- The records -
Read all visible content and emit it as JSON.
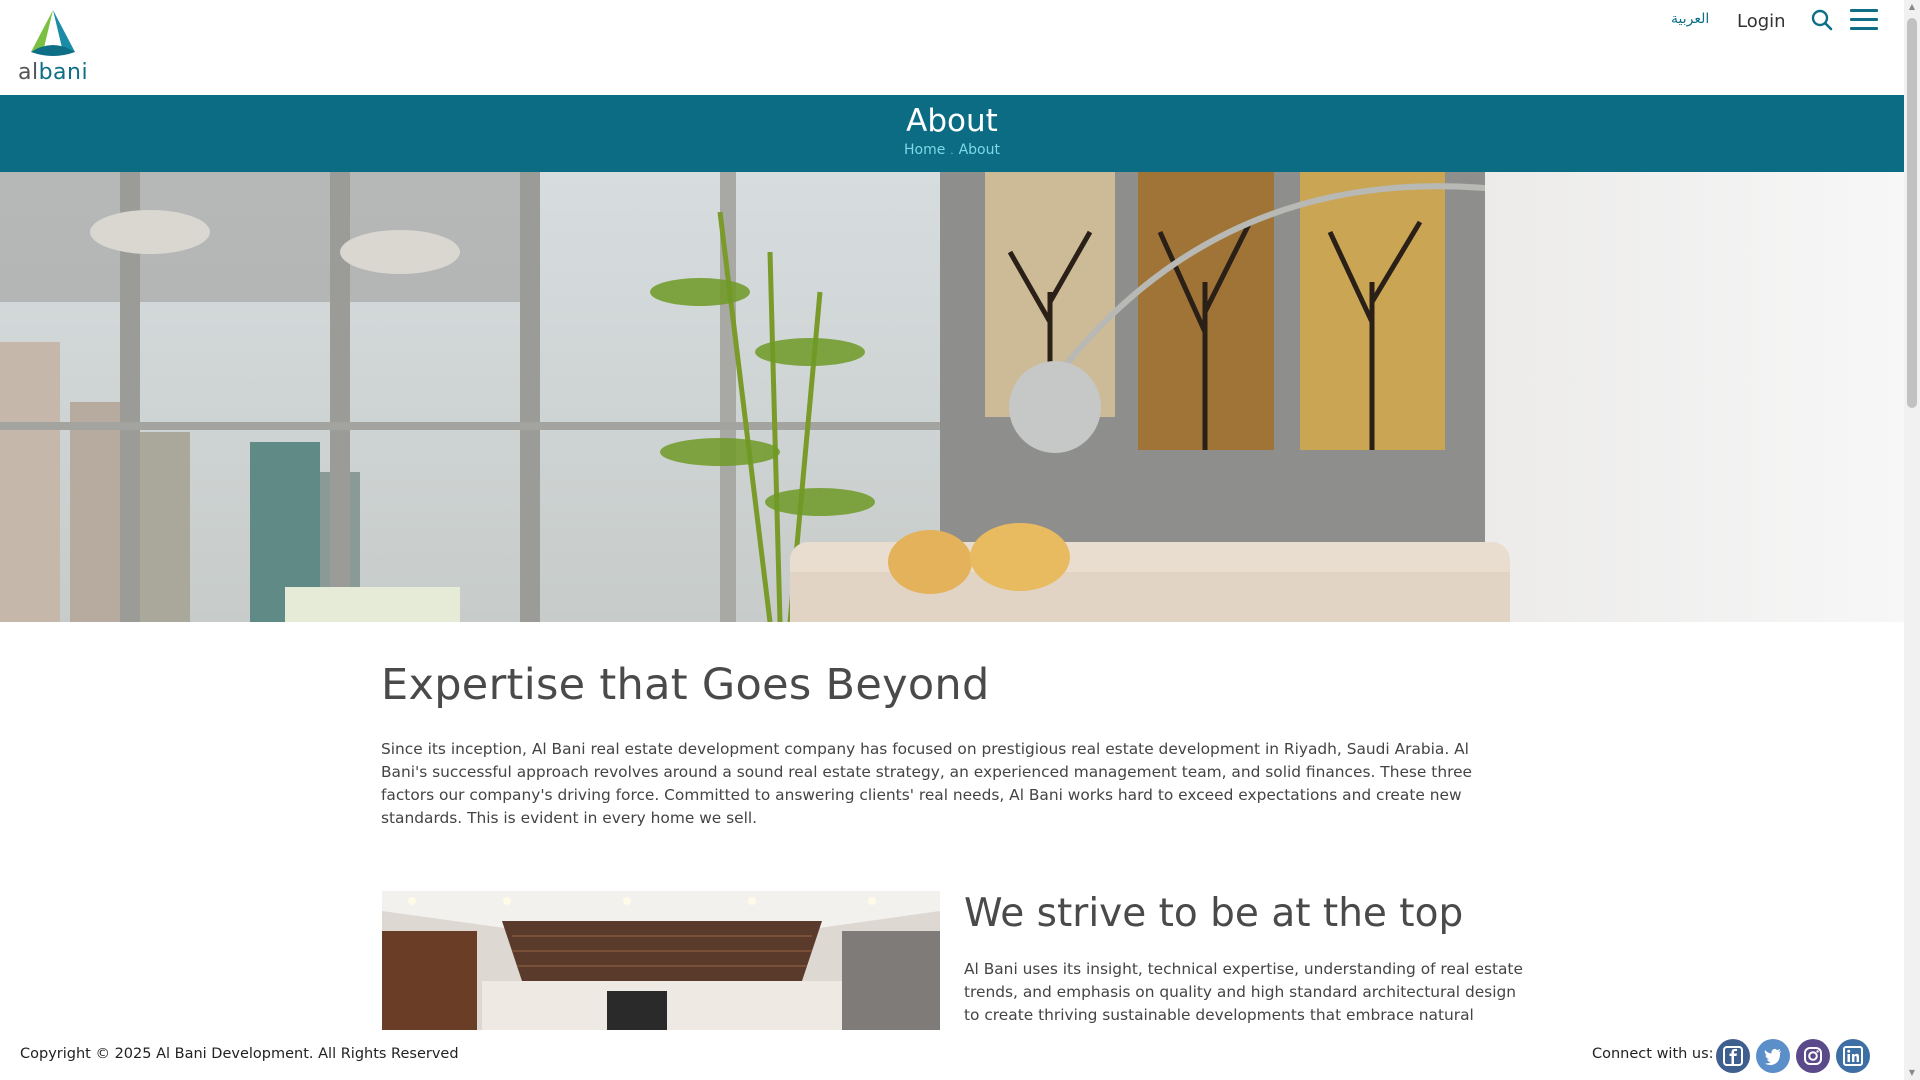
{
  "header": {
    "logo_text_prefix": "al",
    "logo_text_suffix": "bani",
    "lang_switch": "العربية",
    "login": "Login",
    "search_icon": "search-icon",
    "menu_icon": "hamburger-menu-icon"
  },
  "banner": {
    "title": "About",
    "breadcrumb": [
      "Home",
      "About"
    ],
    "breadcrumb_separator": "."
  },
  "hero": {
    "image": "living-room-interior-photo"
  },
  "main": {
    "heading": "Expertise that Goes Beyond",
    "intro": "Since its inception, Al Bani real estate development company has focused on prestigious real estate development in Riyadh, Saudi Arabia. Al Bani's successful approach revolves around a sound real estate strategy, an experienced management team, and solid finances. These three factors our company's driving force. Committed to answering clients' real needs, Al Bani works hard to exceed expectations and create new standards. This is evident in every home we sell.",
    "section2": {
      "heading": "We strive to be at the top",
      "text": "Al Bani uses its insight, technical expertise, understanding of real estate trends, and emphasis on quality and high standard architectural design to create thriving sustainable developments that embrace natural beauty"
    }
  },
  "footer": {
    "copyright": "Copyright © 2025 Al Bani Development. All Rights Reserved",
    "connect_label": "Connect with us:",
    "social": [
      "facebook-icon",
      "twitter-icon",
      "instagram-icon",
      "linkedin-icon"
    ]
  },
  "colors": {
    "brand_teal": "#0b6c84",
    "breadcrumb": "#7ed8e8",
    "logo_green": "#7ac143",
    "social_bg": "#3f5f8f"
  }
}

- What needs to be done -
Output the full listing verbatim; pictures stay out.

- Answer space -
Read all visible content and emit it as JSON.
{
  "header": {
    "logo_text_prefix": "al",
    "logo_text_suffix": "bani",
    "lang_switch": "العربية",
    "login": "Login",
    "search_icon": "search-icon",
    "menu_icon": "hamburger-menu-icon"
  },
  "banner": {
    "title": "About",
    "breadcrumb": [
      "Home",
      "About"
    ],
    "breadcrumb_separator": "."
  },
  "hero": {
    "image": "living-room-interior-photo"
  },
  "main": {
    "heading": "Expertise that Goes Beyond",
    "intro": "Since its inception, Al Bani real estate development company has focused on prestigious real estate development in Riyadh, Saudi Arabia. Al Bani's successful approach revolves around a sound real estate strategy, an experienced management team, and solid finances. These three factors our company's driving force. Committed to answering clients' real needs, Al Bani works hard to exceed expectations and create new standards. This is evident in every home we sell.",
    "section2": {
      "heading": "We strive to be at the top",
      "text": "Al Bani uses its insight, technical expertise, understanding of real estate trends, and emphasis on quality and high standard architectural design to create thriving sustainable developments that embrace natural beauty"
    }
  },
  "footer": {
    "copyright": "Copyright © 2025 Al Bani Development. All Rights Reserved",
    "connect_label": "Connect with us:",
    "social": [
      "facebook-icon",
      "twitter-icon",
      "instagram-icon",
      "linkedin-icon"
    ]
  },
  "colors": {
    "brand_teal": "#0b6c84",
    "breadcrumb": "#7ed8e8",
    "logo_green": "#7ac143",
    "social_bg": "#3f5f8f"
  }
}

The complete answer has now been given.